# Equiangular lines

The goal is to attack the following problem:
**Problem**
*Find as many 1-spaces in ℂ ^{n} as possible, such that
any two of them make the same angle.*

Here "angle" is defined as follows: equip ℂ^{n}
with the standard hermitian form. Given 1-spaces *l*, *m*
in ℂ^{n} choose unit vectors *u* in *l*
and *v* in *m* and define the inner product between
*l* and *m* to be the absolute value of the inner product
of *u* and *v* (which is independent of the choice of
*u*, *v*), and the angle between *l* and *m*
to be the arccos of their inner product.
A collection of 1-spaces (or "lines", or projective points)
as in the problem is called *equiangular*.

It is not hard to see that *n*^{2} is an upper bound
on the size of an equiangular set of lines.

**Conjecture 1**
*There exist n*^{2} *equiangular lines in ℂ ^{n}.*

Why should we believe this? Because numerically such lines have been
found up to *n*=45, which up to machine precision are equiangular.

These examples are of the following shape. Let A be the matrix
diag(1,*z*,...,*z*^{n–1}) where
*z*=exp(2π*i*/*n*) and let S be the shift matrix

0 0 0 1

1 0 0 0

0 1 0 0

0 0 1 0

(for *n*=4). Modulo scalar matrices, A and S commute. Their images in the
projective unitary group PU_{n} generate a group PH isomorphic to
ℤ_{n} x ℤ_{n}. (In U_{n}, they generate
the Heisenberg group H which has the group of scalar matrices
<μI | μ^{n}=1> as centre, the quotient by which
is ℤ_{n} x ℤ_{n}.)

**Conjecture 2**
*There exists an equiangular PH-orbit of size n*^{2}.

**Fact**
*A set of n ^{2} equiangular lines l_{i}
would maximise
∑_{i,j} <l_{i},l_{j}>*

^{4}.
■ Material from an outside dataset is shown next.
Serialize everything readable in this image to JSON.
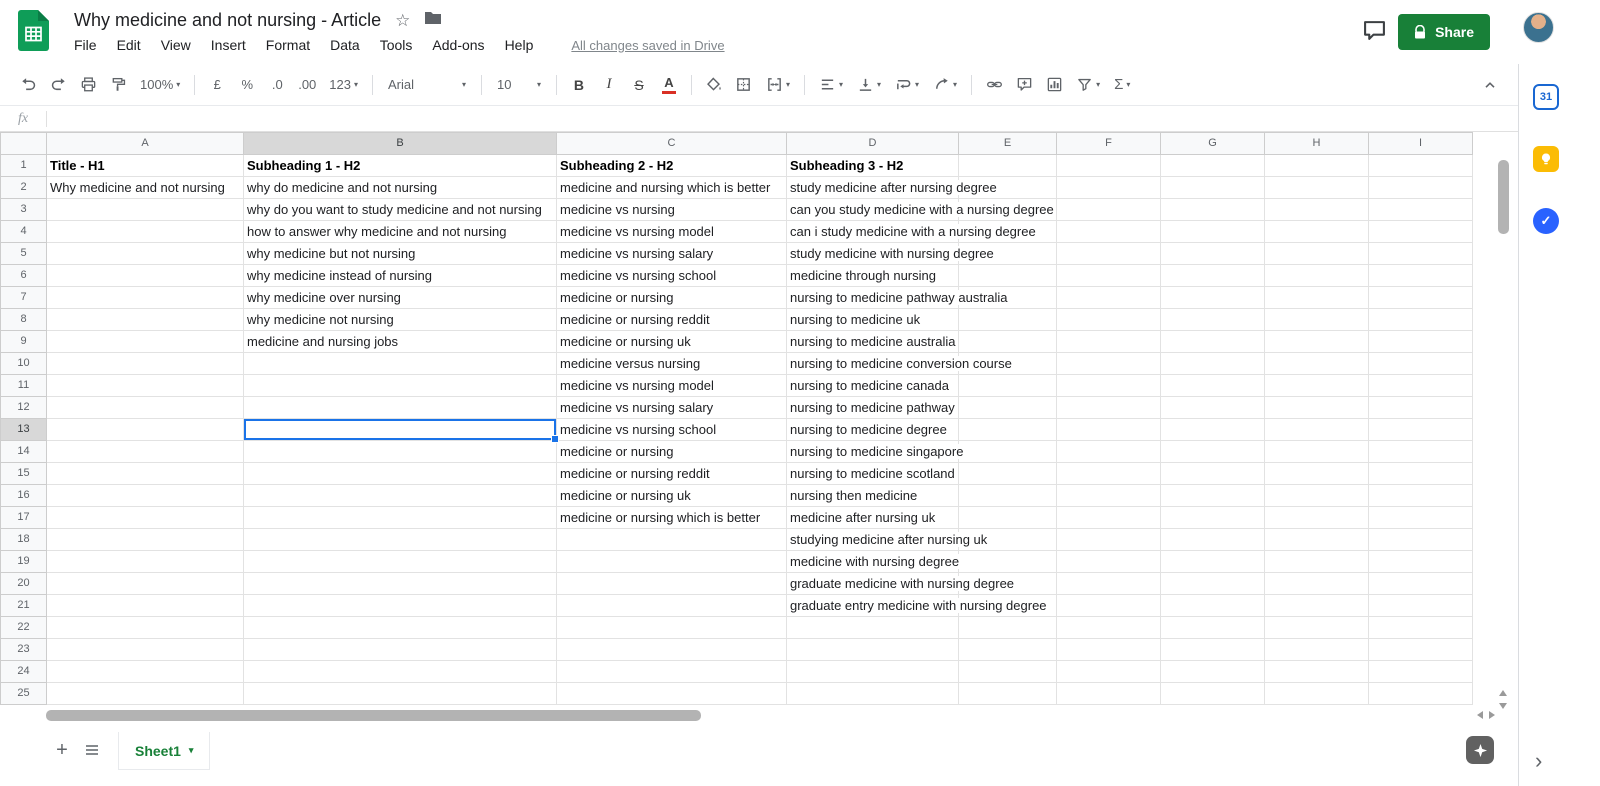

This leads to the following numeric approach: optimise the function
that on input of a line *l* computes the latter expression for
the PH-orbit of *l*. Using numerical optimisation, a suitable
*l* ("fiducial state") has been found for *n* up to 45,
thus numerically supporting conjecture 2.
See this page.

### Low dimensions

Conjecture 2 has been verified in dimensions 2,3,...,15,19,24,35,48 in the papers below.

### Normaliser

The normaliser of PH in PU_{n}is not hard to compute. Of course it operates on the lines whose orbit is an equiangular set with size n

^{2}. Modulo PH the normaliser is isomorphic to SL

_{2}(ℤ

_{n}). It was observed by Zauner that a suitable "fiducial state" is often an eigenvector of an element of order 3 in this normaliser---unfortunately the corresponding eigenvector has multiplicity larger than one.

### Some references

SIC-POVMs: A new computer studyNumerical SICPOVM solutions

Equiangular tight frames from Paley tournaments

Symmetrically information complete quantum measurements

Some remarks on Heisenberg frames and sets of equiangular lines

On SIC-POVMs and MUBs in dimension 6

Quantum measurements and finite geometry

Joe Renes's dissertation

Markus Grassl's slides

Gerhard Zauner's dissertation